PROMPT: Nothing in the records should differ when you write them out again.

DATA UNDER STUDY:
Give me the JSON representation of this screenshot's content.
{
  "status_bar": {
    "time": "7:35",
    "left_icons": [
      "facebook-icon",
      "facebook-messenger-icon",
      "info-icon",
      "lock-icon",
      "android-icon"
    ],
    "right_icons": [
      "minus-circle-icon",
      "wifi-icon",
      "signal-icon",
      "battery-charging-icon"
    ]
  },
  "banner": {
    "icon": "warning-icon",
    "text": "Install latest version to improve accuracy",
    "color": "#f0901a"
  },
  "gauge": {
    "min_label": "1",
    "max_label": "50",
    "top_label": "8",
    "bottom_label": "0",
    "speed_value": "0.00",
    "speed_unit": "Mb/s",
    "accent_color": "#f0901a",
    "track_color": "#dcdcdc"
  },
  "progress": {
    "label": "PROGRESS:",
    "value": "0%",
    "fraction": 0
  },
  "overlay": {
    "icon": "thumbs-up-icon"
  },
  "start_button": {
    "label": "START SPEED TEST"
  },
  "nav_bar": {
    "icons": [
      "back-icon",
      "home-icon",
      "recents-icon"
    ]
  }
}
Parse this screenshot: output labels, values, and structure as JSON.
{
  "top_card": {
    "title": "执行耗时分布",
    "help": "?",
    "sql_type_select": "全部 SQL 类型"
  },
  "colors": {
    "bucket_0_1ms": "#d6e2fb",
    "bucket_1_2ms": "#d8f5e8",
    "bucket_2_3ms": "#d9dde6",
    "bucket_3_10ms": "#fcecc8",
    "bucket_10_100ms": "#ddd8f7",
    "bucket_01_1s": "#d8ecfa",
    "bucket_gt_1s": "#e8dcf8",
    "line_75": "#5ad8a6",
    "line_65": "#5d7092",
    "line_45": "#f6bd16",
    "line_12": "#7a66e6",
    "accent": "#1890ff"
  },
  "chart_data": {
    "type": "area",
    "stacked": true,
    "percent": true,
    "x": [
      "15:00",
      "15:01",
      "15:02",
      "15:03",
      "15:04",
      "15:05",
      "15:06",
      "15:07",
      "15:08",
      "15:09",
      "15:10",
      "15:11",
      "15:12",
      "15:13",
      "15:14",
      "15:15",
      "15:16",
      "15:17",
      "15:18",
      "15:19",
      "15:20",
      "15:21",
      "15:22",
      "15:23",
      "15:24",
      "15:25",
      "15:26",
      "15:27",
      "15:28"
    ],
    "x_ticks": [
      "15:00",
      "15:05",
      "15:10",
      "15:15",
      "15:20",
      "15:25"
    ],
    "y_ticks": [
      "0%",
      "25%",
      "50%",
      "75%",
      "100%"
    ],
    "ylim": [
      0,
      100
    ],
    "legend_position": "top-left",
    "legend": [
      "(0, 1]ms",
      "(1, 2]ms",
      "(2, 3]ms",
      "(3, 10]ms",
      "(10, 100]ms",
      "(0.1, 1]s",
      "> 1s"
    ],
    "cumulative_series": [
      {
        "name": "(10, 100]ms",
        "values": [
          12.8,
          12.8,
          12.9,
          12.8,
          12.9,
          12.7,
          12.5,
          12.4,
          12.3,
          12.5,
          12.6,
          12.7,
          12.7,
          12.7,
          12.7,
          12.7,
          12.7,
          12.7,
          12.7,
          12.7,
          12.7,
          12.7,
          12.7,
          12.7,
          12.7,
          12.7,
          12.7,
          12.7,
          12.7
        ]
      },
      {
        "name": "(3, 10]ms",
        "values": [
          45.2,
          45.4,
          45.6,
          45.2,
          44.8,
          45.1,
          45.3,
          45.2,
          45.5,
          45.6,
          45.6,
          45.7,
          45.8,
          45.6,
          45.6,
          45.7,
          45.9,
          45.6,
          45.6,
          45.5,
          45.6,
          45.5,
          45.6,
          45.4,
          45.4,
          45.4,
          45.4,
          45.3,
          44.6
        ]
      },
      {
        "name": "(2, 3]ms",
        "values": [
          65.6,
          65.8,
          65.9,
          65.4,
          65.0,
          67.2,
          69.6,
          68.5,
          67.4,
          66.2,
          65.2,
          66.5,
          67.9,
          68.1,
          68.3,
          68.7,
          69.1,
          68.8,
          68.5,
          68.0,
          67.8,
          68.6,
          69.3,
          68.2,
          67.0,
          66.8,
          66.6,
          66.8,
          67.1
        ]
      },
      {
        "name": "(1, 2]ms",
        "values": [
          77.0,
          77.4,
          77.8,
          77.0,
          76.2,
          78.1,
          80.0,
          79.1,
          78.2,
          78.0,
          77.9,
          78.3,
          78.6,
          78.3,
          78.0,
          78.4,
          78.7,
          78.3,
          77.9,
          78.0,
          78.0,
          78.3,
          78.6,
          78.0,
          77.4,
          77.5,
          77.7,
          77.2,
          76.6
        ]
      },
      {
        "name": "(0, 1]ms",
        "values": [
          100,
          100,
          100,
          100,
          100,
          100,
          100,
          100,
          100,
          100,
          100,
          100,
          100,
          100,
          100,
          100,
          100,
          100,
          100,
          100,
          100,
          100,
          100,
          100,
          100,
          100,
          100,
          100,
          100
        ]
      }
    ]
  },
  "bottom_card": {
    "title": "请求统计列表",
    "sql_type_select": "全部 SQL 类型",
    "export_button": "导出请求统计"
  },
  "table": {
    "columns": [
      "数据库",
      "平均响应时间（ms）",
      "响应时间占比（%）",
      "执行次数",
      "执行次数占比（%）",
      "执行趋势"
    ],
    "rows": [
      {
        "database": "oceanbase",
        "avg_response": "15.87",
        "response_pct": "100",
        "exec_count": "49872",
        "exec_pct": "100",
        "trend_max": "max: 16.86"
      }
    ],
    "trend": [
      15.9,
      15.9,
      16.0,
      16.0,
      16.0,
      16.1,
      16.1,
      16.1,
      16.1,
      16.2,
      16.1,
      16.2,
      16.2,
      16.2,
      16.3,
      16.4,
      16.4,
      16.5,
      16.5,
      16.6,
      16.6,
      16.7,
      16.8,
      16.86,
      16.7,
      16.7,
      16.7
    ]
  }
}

TASK ANSWER:
Give me the JSON representation of this screenshot's content.
{
  "status_bar": {
    "time": "7:35",
    "left_icons": [
      "facebook-icon",
      "facebook-messenger-icon",
      "info-icon",
      "lock-icon",
      "android-icon"
    ],
    "right_icons": [
      "minus-circle-icon",
      "wifi-icon",
      "signal-icon",
      "battery-charging-icon"
    ]
  },
  "banner": {
    "icon": "warning-icon",
    "text": "Install latest version to improve accuracy",
    "color": "#f0901a"
  },
  "gauge": {
    "min_label": "1",
    "max_label": "50",
    "top_label": "8",
    "bottom_label": "0",
    "speed_value": "0.00",
    "speed_unit": "Mb/s",
    "accent_color": "#f0901a",
    "track_color": "#dcdcdc"
  },
  "progress": {
    "label": "PROGRESS:",
    "value": "0%",
    "fraction": 0
  },
  "overlay": {
    "icon": "thumbs-up-icon"
  },
  "start_button": {
    "label": "START SPEED TEST"
  },
  "nav_bar": {
    "icons": [
      "back-icon",
      "home-icon",
      "recents-icon"
    ]
  }
}
Parse this screenshot: output labels, values, and structure as JSON.
{
  "top_card": {
    "title": "执行耗时分布",
    "help": "?",
    "sql_type_select": "全部 SQL 类型"
  },
  "colors": {
    "bucket_0_1ms": "#d6e2fb",
    "bucket_1_2ms": "#d8f5e8",
    "bucket_2_3ms": "#d9dde6",
    "bucket_3_10ms": "#fcecc8",
    "bucket_10_100ms": "#ddd8f7",
    "bucket_01_1s": "#d8ecfa",
    "bucket_gt_1s": "#e8dcf8",
    "line_75": "#5ad8a6",
    "line_65": "#5d7092",
    "line_45": "#f6bd16",
    "line_12": "#7a66e6",
    "accent": "#1890ff"
  },
  "chart_data": {
    "type": "area",
    "stacked": true,
    "percent": true,
    "x": [
      "15:00",
      "15:01",
      "15:02",
      "15:03",
      "15:04",
      "15:05",
      "15:06",
      "15:07",
      "15:08",
      "15:09",
      "15:10",
      "15:11",
      "15:12",
      "15:13",
      "15:14",
      "15:15",
      "15:16",
      "15:17",
      "15:18",
      "15:19",
      "15:20",
      "15:21",
      "15:22",
      "15:23",
      "15:24",
      "15:25",
      "15:26",
      "15:27",
      "15:28"
    ],
    "x_ticks": [
      "15:00",
      "15:05",
      "15:10",
      "15:15",
      "15:20",
      "15:25"
    ],
    "y_ticks": [
      "0%",
      "25%",
      "50%",
      "75%",
      "100%"
    ],
    "ylim": [
      0,
      100
    ],
    "legend_position": "top-left",
    "legend": [
      "(0, 1]ms",
      "(1, 2]ms",
      "(2, 3]ms",
      "(3, 10]ms",
      "(10, 100]ms",
      "(0.1, 1]s",
      "> 1s"
    ],
    "cumulative_series": [
      {
        "name": "(10, 100]ms",
        "values": [
          12.8,
          12.8,
          12.9,
          12.8,
          12.9,
          12.7,
          12.5,
          12.4,
          12.3,
          12.5,
          12.6,
          12.7,
          12.7,
          12.7,
          12.7,
          12.7,
          12.7,
          12.7,
          12.7,
          12.7,
          12.7,
          12.7,
          12.7,
          12.7,
          12.7,
          12.7,
          12.7,
          12.7,
          12.7
        ]
      },
      {
        "name": "(3, 10]ms",
        "values": [
          45.2,
          45.4,
          45.6,
          45.2,
          44.8,
          45.1,
          45.3,
          45.2,
          45.5,
          45.6,
          45.6,
          45.7,
          45.8,
          45.6,
          45.6,
          45.7,
          45.9,
          45.6,
          45.6,
          45.5,
          45.6,
          45.5,
          45.6,
          45.4,
          45.4,
          45.4,
          45.4,
          45.3,
          44.6
        ]
      },
      {
        "name": "(2, 3]ms",
        "values": [
          65.6,
          65.8,
          65.9,
          65.4,
          65.0,
          67.2,
          69.6,
          68.5,
          67.4,
          66.2,
          65.2,
          66.5,
          67.9,
          68.1,
          68.3,
          68.7,
          69.1,
          68.8,
          68.5,
          68.0,
          67.8,
          68.6,
          69.3,
          68.2,
          67.0,
          66.8,
          66.6,
          66.8,
          67.1
        ]
      },
      {
        "name": "(1, 2]ms",
        "values": [
          77.0,
          77.4,
          77.8,
          77.0,
          76.2,
          78.1,
          80.0,
          79.1,
          78.2,
          78.0,
          77.9,
          78.3,
          78.6,
          78.3,
          78.0,
          78.4,
          78.7,
          78.3,
          77.9,
          78.0,
          78.0,
          78.3,
          78.6,
          78.0,
          77.4,
          77.5,
          77.7,
          77.2,
          76.6
        ]
      },
      {
        "name": "(0, 1]ms",
        "values": [
          100,
          100,
          100,
          100,
          100,
          100,
          100,
          100,
          100,
          100,
          100,
          100,
          100,
          100,
          100,
          100,
          100,
          100,
          100,
          100,
          100,
          100,
          100,
          100,
          100,
          100,
          100,
          100,
          100
        ]
      }
    ]
  },
  "bottom_card": {
    "title": "请求统计列表",
    "sql_type_select": "全部 SQL 类型",
    "export_button": "导出请求统计"
  },
  "table": {
    "columns": [
      "数据库",
      "平均响应时间（ms）",
      "响应时间占比（%）",
      "执行次数",
      "执行次数占比（%）",
      "执行趋势"
    ],
    "rows": [
      {
        "database": "oceanbase",
        "avg_response": "15.87",
        "response_pct": "100",
        "exec_count": "49872",
        "exec_pct": "100",
        "trend_max": "max: 16.86"
      }
    ],
    "trend": [
      15.9,
      15.9,
      16.0,
      16.0,
      16.0,
      16.1,
      16.1,
      16.1,
      16.1,
      16.2,
      16.1,
      16.2,
      16.2,
      16.2,
      16.3,
      16.4,
      16.4,
      16.5,
      16.5,
      16.6,
      16.6,
      16.7,
      16.8,
      16.86,
      16.7,
      16.7,
      16.7
    ]
  }
}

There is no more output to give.